While these rely on an intermediate server to handle the data, some filtering can
be done at either the client or the server side. In the case of the server, it may use CGI to
customize pages for each user. Or it may use something like Microsoft's Active Server
Pages (ASP) for the same effect. On the client side, Java applets, Java script, ActiveX
controls or browser plugins may allow for the browser itself to filter the pages for the
user. While the data downloaded by the browser would be the same, these would modify
the way that the browser renders them for the user.
Description of Existing Systems
Mark R. Boyns developed the Muffin system as part of a thesis project at San
Diego State University. The author designed it to filter out annoying elements from
WWW pages and increase security by stripping information on the users identity, as
transmitted by the browser client.
Muffin consist of 21,000 lines of pure Java code distributed across 128 classes
and 12 interfaces. As a result, it runs on any system with a Java 1.1 runtime environment.
Muffin is available both in binary form and in source form, released under the GNU
General Public License.
Individual filters descend from a base filter class and any number of them can be
invoked to alter a page. Current filters distributed with Muffin offer the ability to block
advertisements, remove Java applets and Javascript, stop animated gifs and remove
cookies, among other things. However, Muffin may easily be extended through additional
filters written in accordance with its API.
Muffin provides a remote administration feature, whereby a user can change
global preferences while it is running through a browser interface in which the system
responds to virtual URL addresses.
However, Muffin is designed for single user use and lacks the ability to set

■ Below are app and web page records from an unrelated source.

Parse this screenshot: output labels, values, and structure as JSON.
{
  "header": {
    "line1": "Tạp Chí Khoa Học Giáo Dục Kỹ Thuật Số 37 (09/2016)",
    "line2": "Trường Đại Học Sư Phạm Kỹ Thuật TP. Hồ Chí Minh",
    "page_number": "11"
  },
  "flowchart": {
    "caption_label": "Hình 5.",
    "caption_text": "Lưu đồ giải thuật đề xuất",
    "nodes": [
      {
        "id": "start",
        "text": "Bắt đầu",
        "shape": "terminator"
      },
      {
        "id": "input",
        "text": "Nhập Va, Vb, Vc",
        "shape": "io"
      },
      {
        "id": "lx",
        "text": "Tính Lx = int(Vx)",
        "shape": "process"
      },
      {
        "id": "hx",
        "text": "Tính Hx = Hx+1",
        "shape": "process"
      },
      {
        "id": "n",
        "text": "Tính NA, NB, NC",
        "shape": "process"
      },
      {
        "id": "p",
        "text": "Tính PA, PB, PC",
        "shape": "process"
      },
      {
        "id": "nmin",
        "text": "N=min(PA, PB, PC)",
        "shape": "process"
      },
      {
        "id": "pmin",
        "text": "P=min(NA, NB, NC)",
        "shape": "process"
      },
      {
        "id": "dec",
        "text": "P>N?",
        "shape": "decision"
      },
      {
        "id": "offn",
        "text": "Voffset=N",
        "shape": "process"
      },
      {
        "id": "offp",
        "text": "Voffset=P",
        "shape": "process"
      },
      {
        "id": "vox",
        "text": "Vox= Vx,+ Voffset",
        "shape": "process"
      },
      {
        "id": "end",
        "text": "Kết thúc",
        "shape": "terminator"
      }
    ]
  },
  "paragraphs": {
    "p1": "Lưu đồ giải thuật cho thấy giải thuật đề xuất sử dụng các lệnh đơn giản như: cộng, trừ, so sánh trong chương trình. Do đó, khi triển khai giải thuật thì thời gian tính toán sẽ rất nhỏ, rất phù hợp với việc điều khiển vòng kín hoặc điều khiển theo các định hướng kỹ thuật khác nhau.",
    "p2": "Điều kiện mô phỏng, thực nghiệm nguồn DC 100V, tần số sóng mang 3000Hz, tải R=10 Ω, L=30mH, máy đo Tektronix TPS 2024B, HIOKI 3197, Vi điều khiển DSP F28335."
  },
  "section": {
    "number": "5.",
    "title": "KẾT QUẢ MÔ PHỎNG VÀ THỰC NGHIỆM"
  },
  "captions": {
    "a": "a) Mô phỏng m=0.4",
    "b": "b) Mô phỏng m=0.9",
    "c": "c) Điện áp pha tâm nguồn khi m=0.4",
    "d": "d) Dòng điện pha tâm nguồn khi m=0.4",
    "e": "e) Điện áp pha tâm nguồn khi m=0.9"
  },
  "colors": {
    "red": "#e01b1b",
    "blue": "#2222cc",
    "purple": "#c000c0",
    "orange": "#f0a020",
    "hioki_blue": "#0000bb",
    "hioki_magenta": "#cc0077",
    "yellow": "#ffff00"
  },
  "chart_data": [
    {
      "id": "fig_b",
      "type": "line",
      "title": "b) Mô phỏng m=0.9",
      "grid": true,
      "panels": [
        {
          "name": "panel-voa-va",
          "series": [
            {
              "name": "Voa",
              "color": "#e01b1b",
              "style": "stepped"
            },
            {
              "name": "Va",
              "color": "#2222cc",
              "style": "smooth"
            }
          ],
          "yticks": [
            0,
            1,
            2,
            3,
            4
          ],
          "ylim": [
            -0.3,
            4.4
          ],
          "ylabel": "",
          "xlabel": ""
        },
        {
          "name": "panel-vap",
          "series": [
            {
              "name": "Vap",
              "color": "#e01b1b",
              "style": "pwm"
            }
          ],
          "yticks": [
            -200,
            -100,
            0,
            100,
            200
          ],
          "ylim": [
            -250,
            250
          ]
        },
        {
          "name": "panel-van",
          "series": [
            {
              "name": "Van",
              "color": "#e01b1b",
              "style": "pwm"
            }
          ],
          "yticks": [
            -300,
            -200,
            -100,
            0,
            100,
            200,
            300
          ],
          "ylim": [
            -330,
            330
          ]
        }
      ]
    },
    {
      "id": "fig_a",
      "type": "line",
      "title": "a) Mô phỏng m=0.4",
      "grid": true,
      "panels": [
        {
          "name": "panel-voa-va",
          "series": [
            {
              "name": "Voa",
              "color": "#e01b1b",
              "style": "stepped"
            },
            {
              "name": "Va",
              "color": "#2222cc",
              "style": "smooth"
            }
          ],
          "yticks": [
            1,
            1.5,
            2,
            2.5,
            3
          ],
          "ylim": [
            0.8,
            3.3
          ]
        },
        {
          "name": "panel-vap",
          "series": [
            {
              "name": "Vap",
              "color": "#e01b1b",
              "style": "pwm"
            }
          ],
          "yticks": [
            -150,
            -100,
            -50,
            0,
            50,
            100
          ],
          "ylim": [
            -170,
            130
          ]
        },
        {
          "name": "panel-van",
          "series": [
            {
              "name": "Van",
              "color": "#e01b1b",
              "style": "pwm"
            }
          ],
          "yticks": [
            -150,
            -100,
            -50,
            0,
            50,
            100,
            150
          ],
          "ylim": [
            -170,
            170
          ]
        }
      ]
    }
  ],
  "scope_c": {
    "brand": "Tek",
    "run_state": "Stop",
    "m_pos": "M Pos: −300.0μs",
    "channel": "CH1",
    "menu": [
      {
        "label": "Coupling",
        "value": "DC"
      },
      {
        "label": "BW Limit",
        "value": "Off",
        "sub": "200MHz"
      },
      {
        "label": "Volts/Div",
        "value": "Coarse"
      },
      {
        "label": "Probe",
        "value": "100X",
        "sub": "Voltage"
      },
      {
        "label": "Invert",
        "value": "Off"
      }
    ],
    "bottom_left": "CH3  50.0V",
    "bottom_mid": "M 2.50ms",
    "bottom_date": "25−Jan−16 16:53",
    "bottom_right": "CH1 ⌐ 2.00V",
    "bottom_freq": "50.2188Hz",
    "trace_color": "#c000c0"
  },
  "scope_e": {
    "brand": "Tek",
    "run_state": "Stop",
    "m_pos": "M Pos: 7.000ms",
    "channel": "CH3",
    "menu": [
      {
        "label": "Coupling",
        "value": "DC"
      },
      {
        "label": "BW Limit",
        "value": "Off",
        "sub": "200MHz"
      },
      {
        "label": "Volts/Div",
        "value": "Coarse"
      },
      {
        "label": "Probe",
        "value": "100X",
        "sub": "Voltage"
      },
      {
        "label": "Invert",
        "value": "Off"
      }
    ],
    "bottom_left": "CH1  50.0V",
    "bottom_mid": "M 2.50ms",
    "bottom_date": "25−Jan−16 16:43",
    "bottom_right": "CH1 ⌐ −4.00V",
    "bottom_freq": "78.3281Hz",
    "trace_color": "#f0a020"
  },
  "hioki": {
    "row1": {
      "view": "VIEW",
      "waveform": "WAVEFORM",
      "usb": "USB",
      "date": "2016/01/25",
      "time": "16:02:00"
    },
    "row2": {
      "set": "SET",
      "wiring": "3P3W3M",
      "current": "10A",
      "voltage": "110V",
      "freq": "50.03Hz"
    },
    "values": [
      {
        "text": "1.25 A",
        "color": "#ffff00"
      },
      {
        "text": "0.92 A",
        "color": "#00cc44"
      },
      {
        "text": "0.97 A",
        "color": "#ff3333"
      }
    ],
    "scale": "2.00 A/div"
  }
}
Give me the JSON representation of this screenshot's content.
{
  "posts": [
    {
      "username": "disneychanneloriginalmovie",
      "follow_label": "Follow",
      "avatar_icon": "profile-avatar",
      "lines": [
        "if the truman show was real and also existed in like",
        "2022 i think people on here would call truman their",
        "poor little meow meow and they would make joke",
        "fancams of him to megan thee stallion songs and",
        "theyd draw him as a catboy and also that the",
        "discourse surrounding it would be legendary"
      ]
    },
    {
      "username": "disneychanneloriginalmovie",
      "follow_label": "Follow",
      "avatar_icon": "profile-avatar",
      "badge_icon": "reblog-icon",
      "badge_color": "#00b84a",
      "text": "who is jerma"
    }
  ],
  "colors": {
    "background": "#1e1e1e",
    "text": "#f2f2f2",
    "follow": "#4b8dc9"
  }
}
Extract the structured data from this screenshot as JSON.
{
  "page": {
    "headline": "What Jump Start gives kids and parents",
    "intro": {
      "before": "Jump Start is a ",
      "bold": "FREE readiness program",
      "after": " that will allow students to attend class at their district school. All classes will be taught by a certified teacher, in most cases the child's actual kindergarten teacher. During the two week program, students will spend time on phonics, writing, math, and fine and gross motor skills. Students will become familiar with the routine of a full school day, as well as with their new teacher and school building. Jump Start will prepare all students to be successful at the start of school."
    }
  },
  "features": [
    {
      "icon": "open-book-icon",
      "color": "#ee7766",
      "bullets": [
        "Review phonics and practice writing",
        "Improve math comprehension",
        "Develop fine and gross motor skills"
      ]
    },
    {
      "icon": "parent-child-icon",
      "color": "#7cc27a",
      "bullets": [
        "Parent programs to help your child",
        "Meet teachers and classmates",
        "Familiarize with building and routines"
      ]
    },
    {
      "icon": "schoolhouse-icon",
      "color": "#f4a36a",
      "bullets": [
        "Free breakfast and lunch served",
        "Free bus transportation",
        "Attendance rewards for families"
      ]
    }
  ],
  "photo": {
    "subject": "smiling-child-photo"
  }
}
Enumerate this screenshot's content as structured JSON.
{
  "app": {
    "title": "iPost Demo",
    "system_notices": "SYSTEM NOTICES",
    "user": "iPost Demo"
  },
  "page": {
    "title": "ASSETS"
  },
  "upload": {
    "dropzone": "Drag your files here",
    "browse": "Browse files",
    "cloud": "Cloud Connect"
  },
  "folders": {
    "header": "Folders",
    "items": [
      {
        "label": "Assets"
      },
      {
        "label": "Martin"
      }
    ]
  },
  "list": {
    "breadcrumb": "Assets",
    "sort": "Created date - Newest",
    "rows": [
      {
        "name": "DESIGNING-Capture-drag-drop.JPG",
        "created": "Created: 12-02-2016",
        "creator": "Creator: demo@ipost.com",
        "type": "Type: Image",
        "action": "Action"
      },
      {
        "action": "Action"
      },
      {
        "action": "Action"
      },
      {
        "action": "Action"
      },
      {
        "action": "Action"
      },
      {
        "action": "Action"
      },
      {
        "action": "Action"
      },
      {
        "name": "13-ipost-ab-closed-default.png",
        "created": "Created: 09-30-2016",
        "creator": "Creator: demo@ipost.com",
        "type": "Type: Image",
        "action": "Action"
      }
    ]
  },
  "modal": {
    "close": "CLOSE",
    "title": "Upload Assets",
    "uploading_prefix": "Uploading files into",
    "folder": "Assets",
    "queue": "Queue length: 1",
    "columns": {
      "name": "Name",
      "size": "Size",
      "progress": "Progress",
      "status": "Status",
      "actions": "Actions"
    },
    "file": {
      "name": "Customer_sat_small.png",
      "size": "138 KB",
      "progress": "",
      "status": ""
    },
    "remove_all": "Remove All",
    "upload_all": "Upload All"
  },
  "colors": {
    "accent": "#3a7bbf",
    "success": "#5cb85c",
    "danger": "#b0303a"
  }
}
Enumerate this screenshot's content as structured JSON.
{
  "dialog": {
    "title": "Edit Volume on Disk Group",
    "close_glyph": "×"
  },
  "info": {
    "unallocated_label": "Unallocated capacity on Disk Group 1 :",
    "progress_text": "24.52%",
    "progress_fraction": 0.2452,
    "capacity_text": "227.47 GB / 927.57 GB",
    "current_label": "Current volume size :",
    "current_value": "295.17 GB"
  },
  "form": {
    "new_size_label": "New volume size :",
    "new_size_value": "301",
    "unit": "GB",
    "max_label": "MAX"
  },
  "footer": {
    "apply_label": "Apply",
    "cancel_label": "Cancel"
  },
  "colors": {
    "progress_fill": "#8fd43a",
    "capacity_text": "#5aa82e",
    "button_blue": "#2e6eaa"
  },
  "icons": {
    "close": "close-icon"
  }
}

preferences and configuration on a user by user basis and has no user authentication
capability. Moreover, Muffin does not support group usage in any form. Additionally,